It’s getting harder to be a hardliner in Iran. President Hassan Rouhani is making overtures to the West, and while he’s hardly revolutionized government—
All this has the Islamic Revolution’s most committed loyalists quite worried, and they’ve been working overtime to pressure the new administration to back away from the United States. That’s why, earlier this month, they held a big rally at the former U.S. embassy in Tehran to commemorate the thirty-fourth anniversary of its 1979 takeover. There were chants, burning effigies, burning American and Israeli flags, posters of Supreme Leader Ali Khamenei, bored dignitaries, and lots of banners and fun headbands. A nice anti-American outing for the whole family—bring your grandma, bring your kids! And, par for the course when hardliners gather, there were insinuations of a sinister American-Israeli-Nazi alliance. Several attendees carried signs, apparently professionally designed and printed, depicting a Star of David with a Swastika inside it:
Look closely at that logo—does it look familiar? If you have an interest in oddball religions or in cloning, it should—it’s an old symbol of the Raëlians, a UFO cult that shot to international notoriety after their 2002 claim that they’d successfully cloned a human being. The Raëlians use the symbol to represent infinities of space and time, occasionally swapping it with a slightly less creepy spiral variation:
The Raëlians have several beliefs that probably wouldn’t appeal to Iranian Islamist hardliners—they tend to be in favor of sensuality, sexual openness and revealing clothing, for example. And one of their major organizational goals is the establishment of an interstellar embassy to greet the aliens when they come back—probably a tough sell for a country that doesn’t seem to like embassies of any kind, especially not ones with big Stars of David on top.

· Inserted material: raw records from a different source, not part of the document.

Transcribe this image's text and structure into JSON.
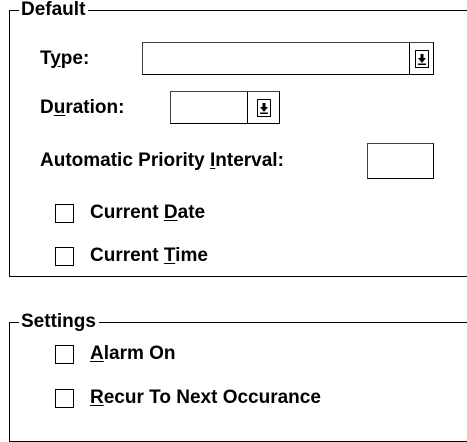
{
  "default_group": {
    "title": "Default",
    "type": {
      "label_pre": "T",
      "label_u": "y",
      "label_post": "pe:",
      "value": ""
    },
    "duration": {
      "label_pre": "D",
      "label_u": "u",
      "label_post": "ration:",
      "value": ""
    },
    "auto_priority": {
      "label_pre": "Automatic Priority ",
      "label_u": "I",
      "label_post": "nterval:",
      "value": ""
    },
    "current_date": {
      "label_pre": "Current ",
      "label_u": "D",
      "label_post": "ate",
      "checked": false
    },
    "current_time": {
      "label_pre": "Current ",
      "label_u": "T",
      "label_post": "ime",
      "checked": false
    }
  },
  "settings_group": {
    "title": "Settings",
    "alarm_on": {
      "label_u": "A",
      "label_post": "larm On",
      "checked": false
    },
    "recur": {
      "label_u": "R",
      "label_post": "ecur To Next Occurance",
      "checked": false
    }
  },
  "icons": {
    "dropdown": "down-arrow-icon"
  }
}
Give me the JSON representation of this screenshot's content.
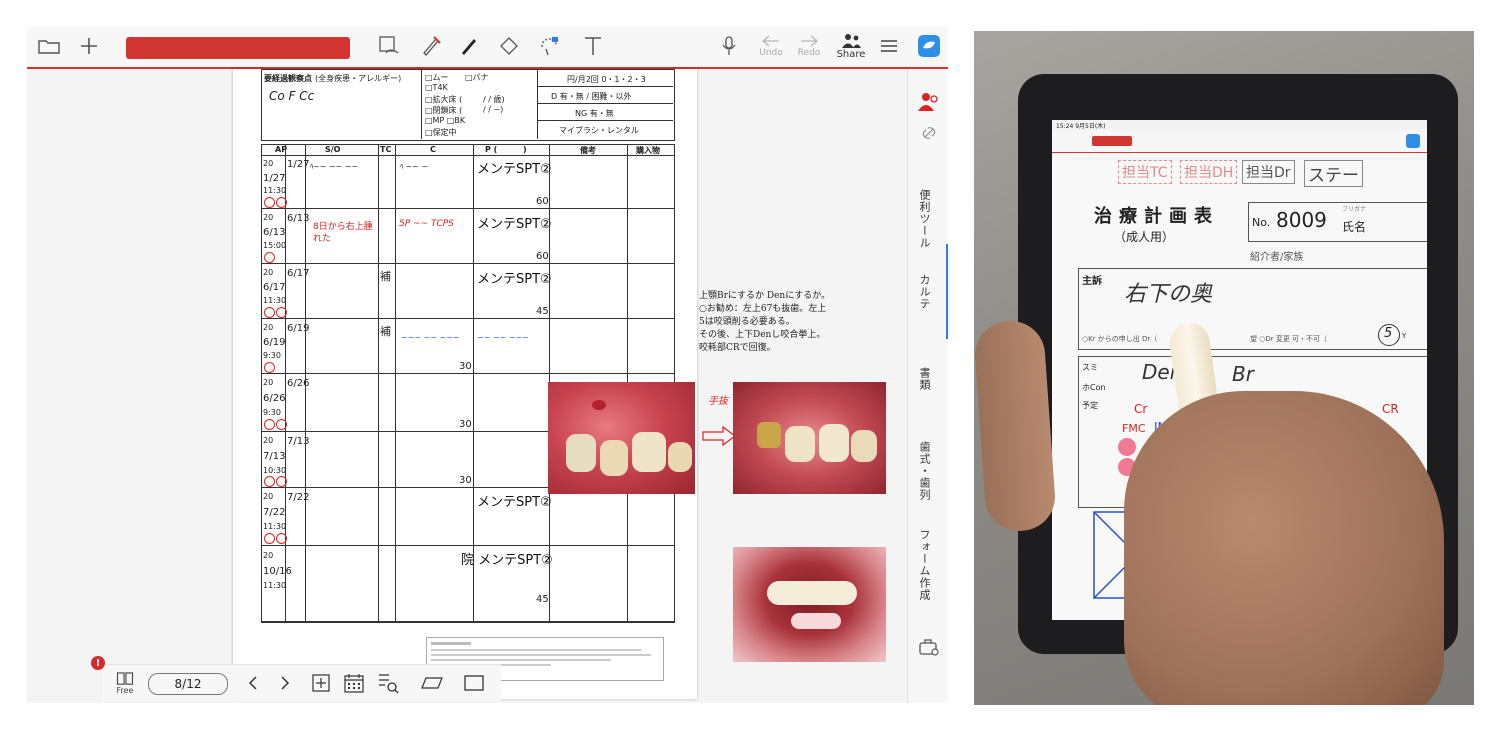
{
  "toolbar": {
    "undo_label": "Undo",
    "redo_label": "Redo",
    "share_label": "Share"
  },
  "side_tabs": [
    "便利ツール",
    "カルテ",
    "書類",
    "歯式・歯列",
    "フォーム作成"
  ],
  "bottom": {
    "page_counter": "8/12",
    "free_label": "Free",
    "notification_badge": "!"
  },
  "chart_header": {
    "title": "要経過観察点",
    "title_sub": "(全身疾患・アレルギー)",
    "handwriting": "Co F Cc",
    "options_col1": [
      "□ムー",
      "□T4K",
      "□拡大床 (",
      "□閉鎖床 (",
      "□MP □BK",
      "□保定中"
    ],
    "options_col2": [
      "□パナ",
      "/ / 歳)",
      "/ / ~)"
    ],
    "recall": "円/月2回 0・1・2・3",
    "d_line": "D 有・無 / 困難・以外",
    "ng_line": "NG 有・無",
    "brush": "マイブラシ・レンタル"
  },
  "table": {
    "headers": [
      "AP",
      "S/O",
      "TC",
      "C",
      "P (",
      ")",
      "備考",
      "購入物"
    ],
    "rows": [
      {
        "year": "20",
        "date": "1/27",
        "date2": "1/27",
        "time": "11:30",
        "p_text": "メンテSPT②",
        "num": "60"
      },
      {
        "year": "20",
        "date": "6/13",
        "date2": "6/13",
        "time": "15:00",
        "p_text": "メンテSPT②",
        "num": "60",
        "note": "8日から右上腫れた"
      },
      {
        "year": "20",
        "date": "6/17",
        "date2": "6/17",
        "time": "11:30",
        "p_text": "メンテSPT②",
        "num": "45",
        "tc": "補"
      },
      {
        "year": "20",
        "date": "6/19",
        "date2": "6/19",
        "time": "9:30",
        "num": "30",
        "tc": "補"
      },
      {
        "year": "20",
        "date": "6/26",
        "date2": "6/26",
        "time": "9:30",
        "num": "30"
      },
      {
        "year": "20",
        "date": "7/13",
        "date2": "7/13",
        "time": "10:30",
        "num": "30"
      },
      {
        "year": "20",
        "date": "7/22",
        "date2": "7/22",
        "time": "11:30",
        "p_text": "メンテSPT②"
      },
      {
        "year": "20",
        "date": "",
        "date2": "10/16",
        "time": "11:30",
        "p_text": "院 メンテSPT②",
        "num": "45"
      }
    ]
  },
  "side_note": {
    "lines": [
      "上顎Brにするか Denにするか。",
      "○お勧め：左上67も抜歯。左上",
      "5は咬頭削る必要ある。",
      "その後、上下Denし咬合挙上。",
      "咬耗部CRで回復。"
    ]
  },
  "photo_caption": "手抜",
  "ipad_screen": {
    "status_time": "15:24 9月5日(木)",
    "title": "治療計画表",
    "subtitle": "（成人用）",
    "no_label": "No.",
    "no_value": "8009",
    "name_label": "氏名",
    "furigana": "フリガナ",
    "referrer": "紹介者/家族",
    "complaint_label": "主訴",
    "complaint_handwriting": "右下の奥",
    "stamps": [
      "担当TC",
      "担当DH",
      "担当Dr",
      "ステー"
    ],
    "consent_line": "○Kr からの申し出 Dr（",
    "consent_line2": "望 ○Dr 変更 可・不可（",
    "circled": "5",
    "circled_unit": "Y",
    "row_labels": [
      "スミ",
      "ホCon",
      "予定"
    ],
    "handwriting_plan": [
      "Den",
      "Br",
      "Cr",
      "FMC",
      "IN",
      "CR"
    ]
  },
  "colors": {
    "accent_red": "#d23633",
    "rail_active": "#2f7fe0",
    "handwriting_red": "#d22222",
    "handwriting_blue": "#2a4fd6"
  }
}
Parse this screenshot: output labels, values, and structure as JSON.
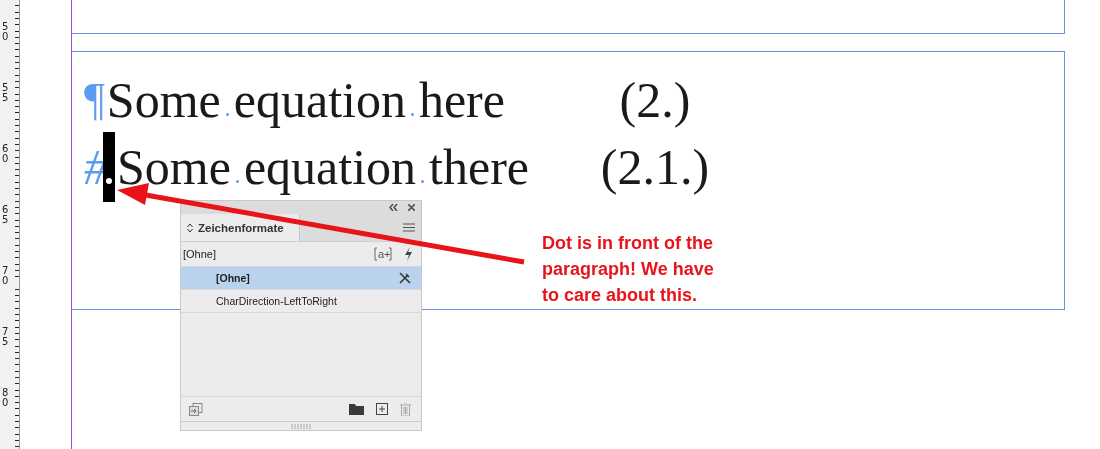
{
  "ruler": {
    "labels": [
      "50",
      "55",
      "60",
      "65",
      "70",
      "75",
      "80"
    ]
  },
  "document": {
    "lines": [
      {
        "kind": "pilcrow",
        "marker": "¶",
        "text": "Some equation here",
        "number": "(2.)",
        "selection": false
      },
      {
        "kind": "hash",
        "marker": "#",
        "text": "Some equation there",
        "number": "(2.1.)",
        "selection": true
      }
    ]
  },
  "panel": {
    "title": "Zeichenformate",
    "current": "[Ohne]",
    "new_style_button": "a+",
    "styles": [
      {
        "name": "[Ohne]",
        "selected": true,
        "locked": true
      },
      {
        "name": "CharDirection-LeftToRight",
        "selected": false,
        "locked": false
      }
    ]
  },
  "note": {
    "text": "Dot is in front of the\nparagraph! We have\nto care about this."
  }
}
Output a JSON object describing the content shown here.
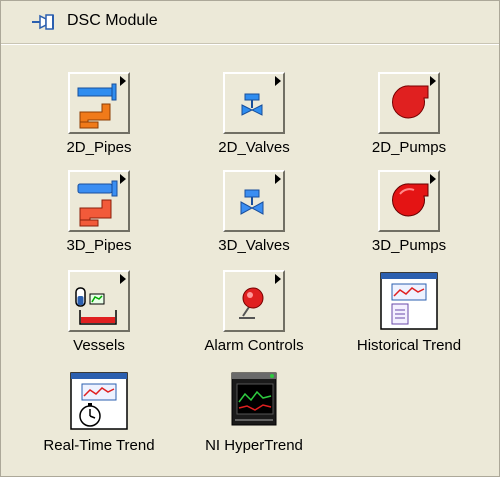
{
  "header": {
    "title": "DSC Module",
    "icon": "pin-icon"
  },
  "items": [
    {
      "label": "2D_Pipes",
      "icon": "2d-pipes-icon",
      "submenu": true
    },
    {
      "label": "2D_Valves",
      "icon": "2d-valves-icon",
      "submenu": true
    },
    {
      "label": "2D_Pumps",
      "icon": "2d-pumps-icon",
      "submenu": true
    },
    {
      "label": "3D_Pipes",
      "icon": "3d-pipes-icon",
      "submenu": true
    },
    {
      "label": "3D_Valves",
      "icon": "3d-valves-icon",
      "submenu": true
    },
    {
      "label": "3D_Pumps",
      "icon": "3d-pumps-icon",
      "submenu": true
    },
    {
      "label": "Vessels",
      "icon": "vessels-icon",
      "submenu": true
    },
    {
      "label": "Alarm Controls",
      "icon": "alarm-controls-icon",
      "submenu": true
    },
    {
      "label": "Historical Trend",
      "icon": "historical-trend-icon",
      "submenu": false
    },
    {
      "label": "Real-Time Trend",
      "icon": "real-time-trend-icon",
      "submenu": false
    },
    {
      "label": "NI HyperTrend",
      "icon": "ni-hypertrend-icon",
      "submenu": false
    }
  ]
}
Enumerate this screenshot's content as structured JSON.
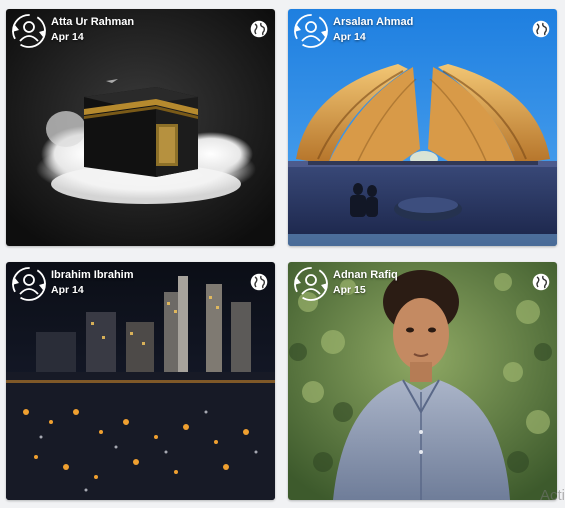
{
  "posts": [
    {
      "author": "Atta Ur Rahman",
      "date": "Apr 14",
      "image": "kaaba-on-clouds-photo",
      "privacy_icon": "globe-icon",
      "avatar_icon": "user-sync-icon"
    },
    {
      "author": "Arsalan Ahmad",
      "date": "Apr 14",
      "image": "pakistan-monument-photo",
      "privacy_icon": "globe-icon",
      "avatar_icon": "user-sync-icon"
    },
    {
      "author": "Ibrahim Ibrahim",
      "date": "Apr 14",
      "image": "night-city-skyline-photo",
      "privacy_icon": "globe-icon",
      "avatar_icon": "user-sync-icon"
    },
    {
      "author": "Adnan Rafiq",
      "date": "Apr 15",
      "image": "boy-portrait-photo",
      "privacy_icon": "globe-icon",
      "avatar_icon": "user-sync-icon"
    }
  ],
  "watermark": "Acti",
  "colors": {
    "page_bg": "#f1f2f4",
    "text_on_photo": "#ffffff"
  }
}
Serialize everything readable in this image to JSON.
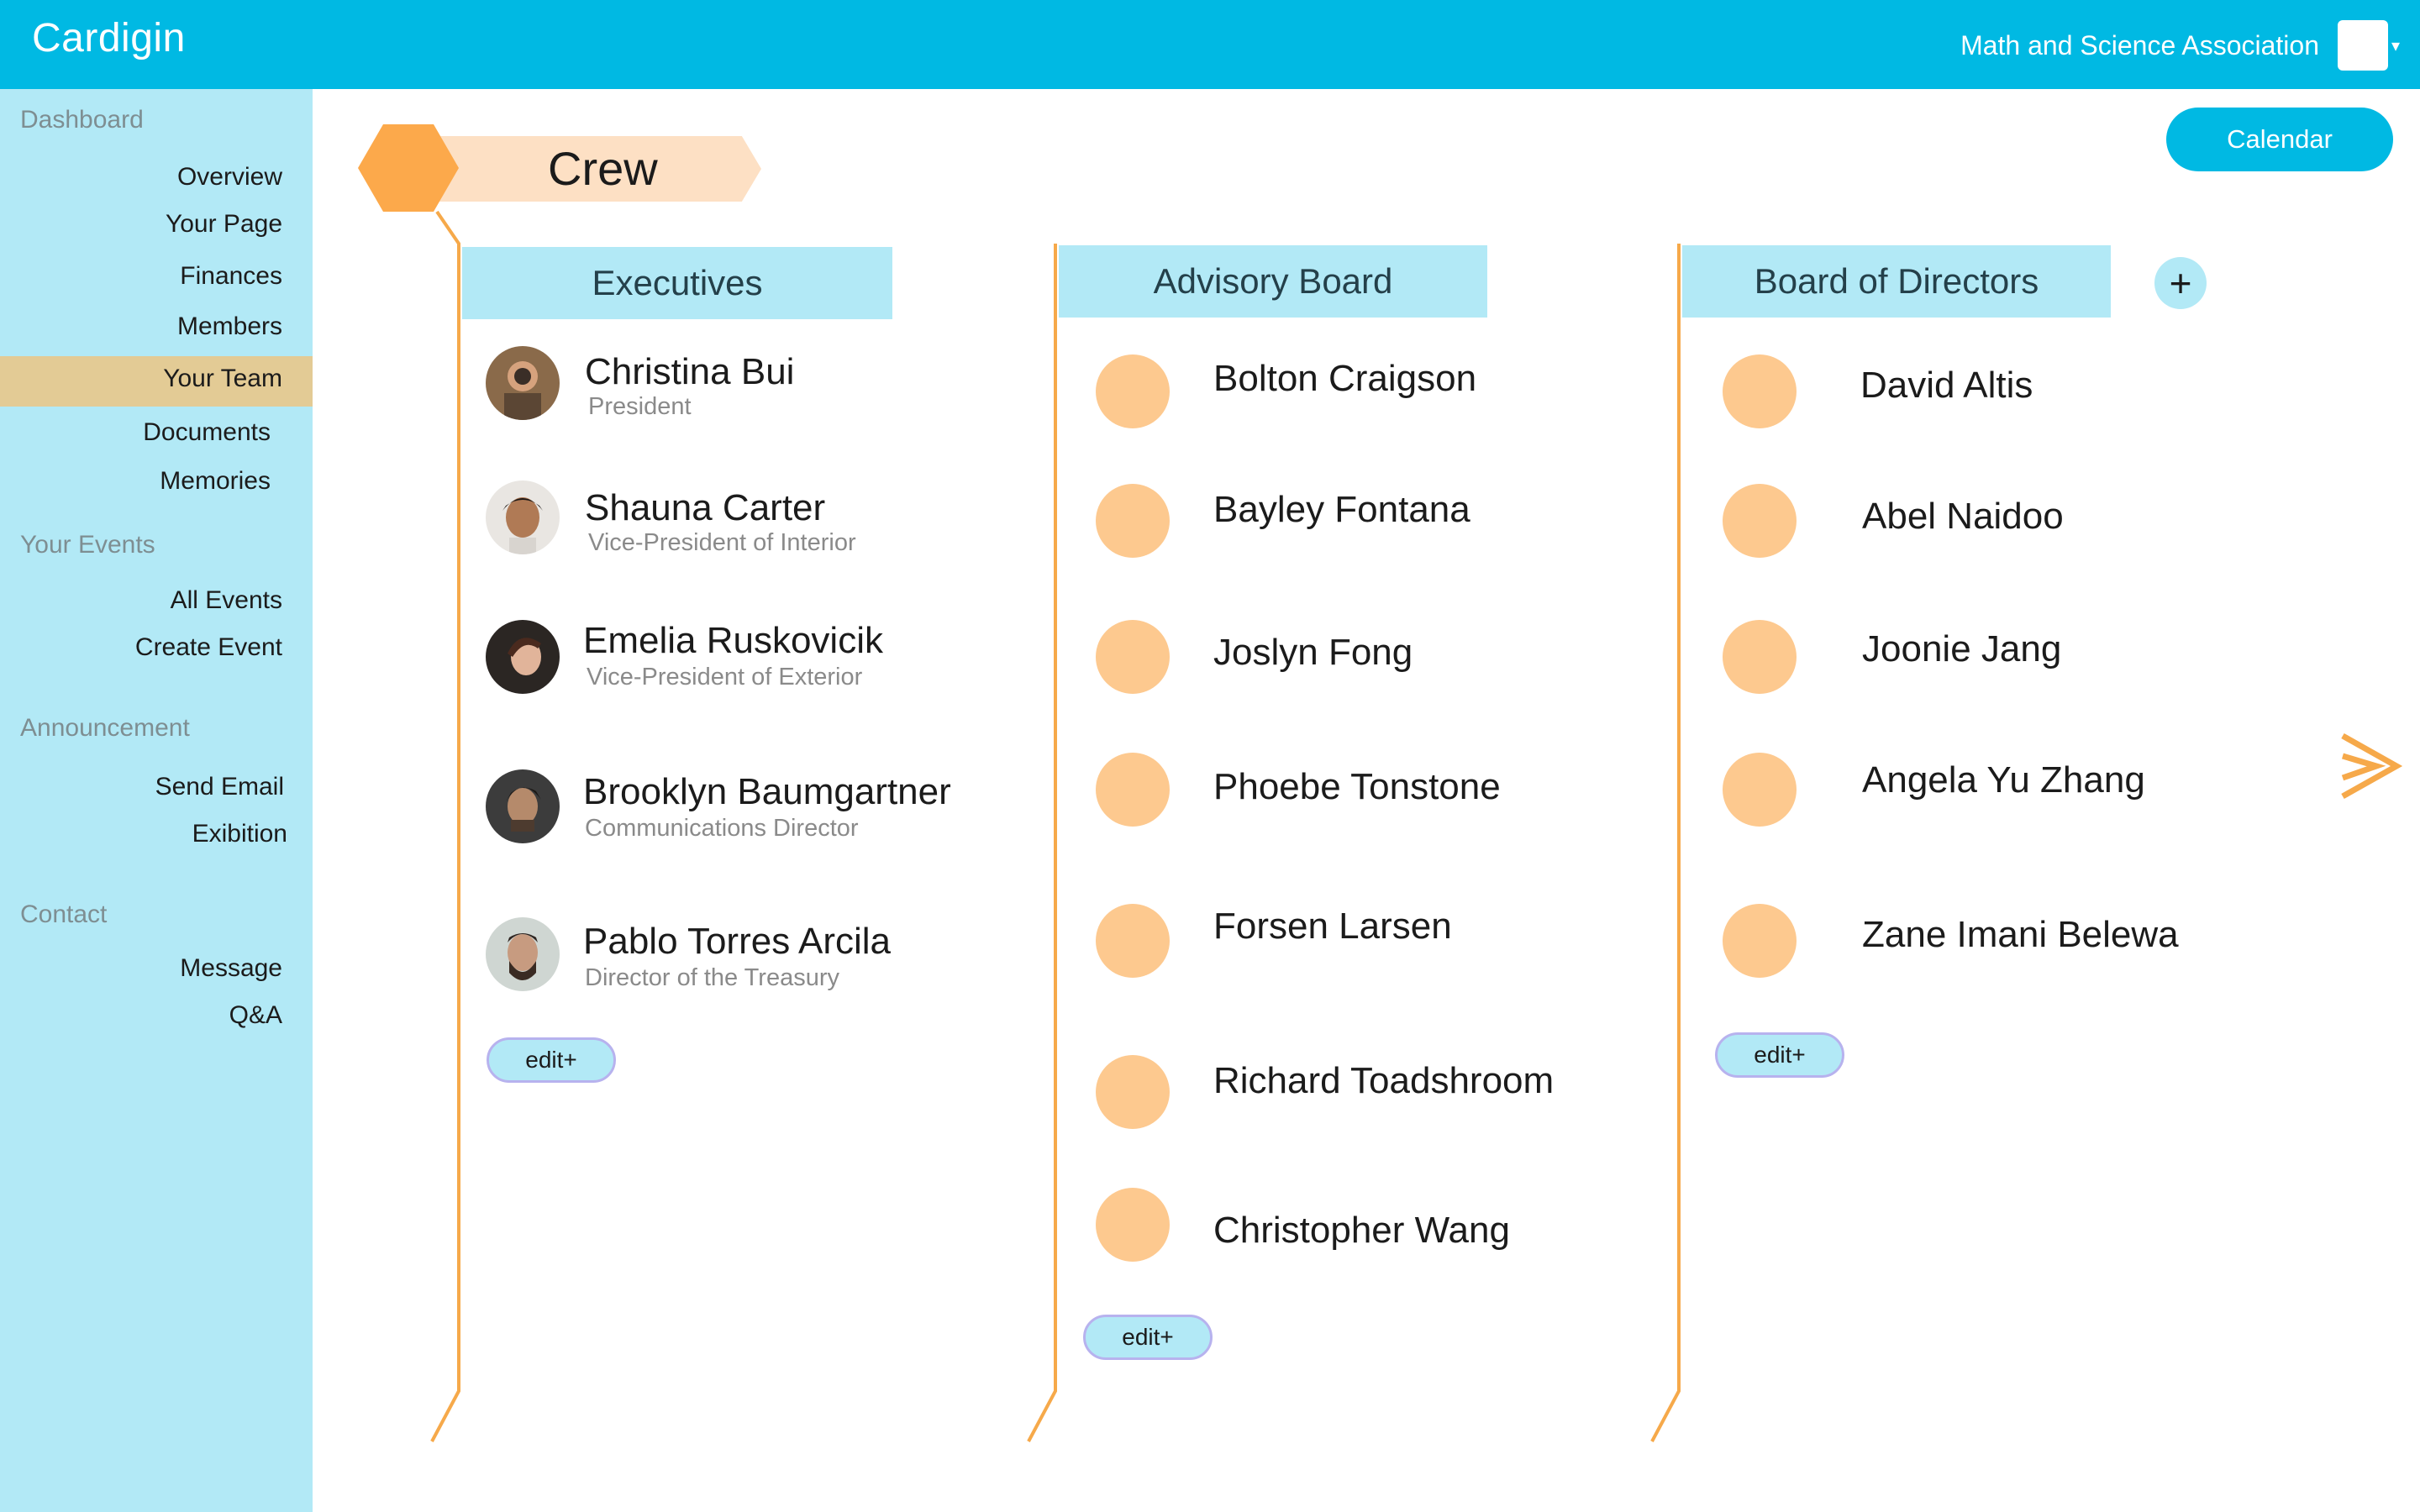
{
  "app": {
    "title": "Cardigin"
  },
  "header": {
    "organization": "Math and Science Association",
    "chevron": "▾"
  },
  "sidebar": {
    "sections": [
      {
        "label": "Dashboard"
      },
      {
        "label": "Your Events"
      },
      {
        "label": "Announcement"
      },
      {
        "label": "Contact"
      }
    ],
    "items": [
      {
        "label": "Overview"
      },
      {
        "label": "Your Page"
      },
      {
        "label": "Finances"
      },
      {
        "label": "Members"
      },
      {
        "label": "Your Team",
        "active": true
      },
      {
        "label": "Documents"
      },
      {
        "label": "Memories"
      },
      {
        "label": "All Events"
      },
      {
        "label": "Create Event"
      },
      {
        "label": "Send Email"
      },
      {
        "label": "Exibition"
      },
      {
        "label": "Message"
      },
      {
        "label": "Q&A"
      }
    ]
  },
  "main": {
    "calendar_label": "Calendar",
    "crew_title": "Crew",
    "add_label": "+",
    "edit_label": "edit+",
    "columns": [
      {
        "title": "Executives",
        "members": [
          {
            "name": "Christina Bui",
            "role": "President"
          },
          {
            "name": "Shauna Carter",
            "role": "Vice-President of Interior"
          },
          {
            "name": "Emelia Ruskovicik",
            "role": "Vice-President of Exterior"
          },
          {
            "name": "Brooklyn Baumgartner",
            "role": "Communications Director"
          },
          {
            "name": "Pablo Torres Arcila",
            "role": "Director of the Treasury"
          }
        ]
      },
      {
        "title": "Advisory Board",
        "members": [
          {
            "name": "Bolton Craigson"
          },
          {
            "name": "Bayley Fontana"
          },
          {
            "name": "Joslyn Fong"
          },
          {
            "name": "Phoebe Tonstone"
          },
          {
            "name": "Forsen Larsen"
          },
          {
            "name": "Richard Toadshroom"
          },
          {
            "name": "Christopher Wang"
          }
        ]
      },
      {
        "title": "Board of Directors",
        "members": [
          {
            "name": "David Altis"
          },
          {
            "name": "Abel Naidoo"
          },
          {
            "name": "Joonie Jang"
          },
          {
            "name": "Angela Yu Zhang"
          },
          {
            "name": "Zane Imani Belewa"
          }
        ]
      }
    ]
  },
  "colors": {
    "brand": "#00b9e3",
    "sidebar": "#b2e9f6",
    "active_item": "#e3cb95",
    "accent_orange": "#f6a94a",
    "placeholder_avatar": "#fdc98f"
  }
}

It’s hard to say if parading around Tehran with the logo of a UFO sex cult is the biggest hardline flub ever—there was, after all, that time they put up a mistranslated banner that read, in English, “America Can Do No Wrong”—but it has to be in the top ten. This is hardly the only time the hardliners have stepped in it lately, either—the same day, they released a pair of “Death to America” songs. You can hear one of them here. It’s not the best music, staggering through techno, trance, rock and, briefly, Latin-flavored pop. And hardline outlet Fars News has been scrambling, too—with France having broken up the last round of nuclear negotiations, its editorial cartoonists have struggled to find a consistent message. They’ve blamed French obstruction on manipulation by the Saudis, the United States, and mysterious Jewish hands, some of them with claws (paging Borat Sagdiyev!). If the nuclear negotiations succeed this week, we can look forward to even more delightful gaffes from Tehran’s most tone-deaf propagandists.